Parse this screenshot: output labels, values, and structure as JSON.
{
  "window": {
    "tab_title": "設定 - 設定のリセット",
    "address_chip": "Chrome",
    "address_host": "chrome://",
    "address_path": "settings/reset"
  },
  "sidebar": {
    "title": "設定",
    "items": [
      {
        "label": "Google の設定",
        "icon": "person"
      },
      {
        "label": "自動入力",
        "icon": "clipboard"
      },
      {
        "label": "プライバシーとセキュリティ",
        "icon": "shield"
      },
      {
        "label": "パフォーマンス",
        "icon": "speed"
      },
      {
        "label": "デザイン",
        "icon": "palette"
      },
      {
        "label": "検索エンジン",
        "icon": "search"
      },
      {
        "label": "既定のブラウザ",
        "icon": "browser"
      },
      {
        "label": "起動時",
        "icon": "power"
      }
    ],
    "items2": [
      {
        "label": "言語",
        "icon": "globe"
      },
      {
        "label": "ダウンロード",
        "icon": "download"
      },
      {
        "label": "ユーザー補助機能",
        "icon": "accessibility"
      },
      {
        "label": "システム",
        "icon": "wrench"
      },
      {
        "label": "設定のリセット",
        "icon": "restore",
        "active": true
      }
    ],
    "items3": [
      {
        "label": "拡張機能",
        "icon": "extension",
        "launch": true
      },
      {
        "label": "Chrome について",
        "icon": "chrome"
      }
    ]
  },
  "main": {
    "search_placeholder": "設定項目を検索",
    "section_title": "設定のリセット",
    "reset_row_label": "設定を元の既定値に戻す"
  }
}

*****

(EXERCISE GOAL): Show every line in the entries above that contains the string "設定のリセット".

(ANSWER TO THE EXERCISE):
    "tab_title": "設定 - 設定のリセット",
        "label": "設定のリセット",
    "section_title": "設定のリセット",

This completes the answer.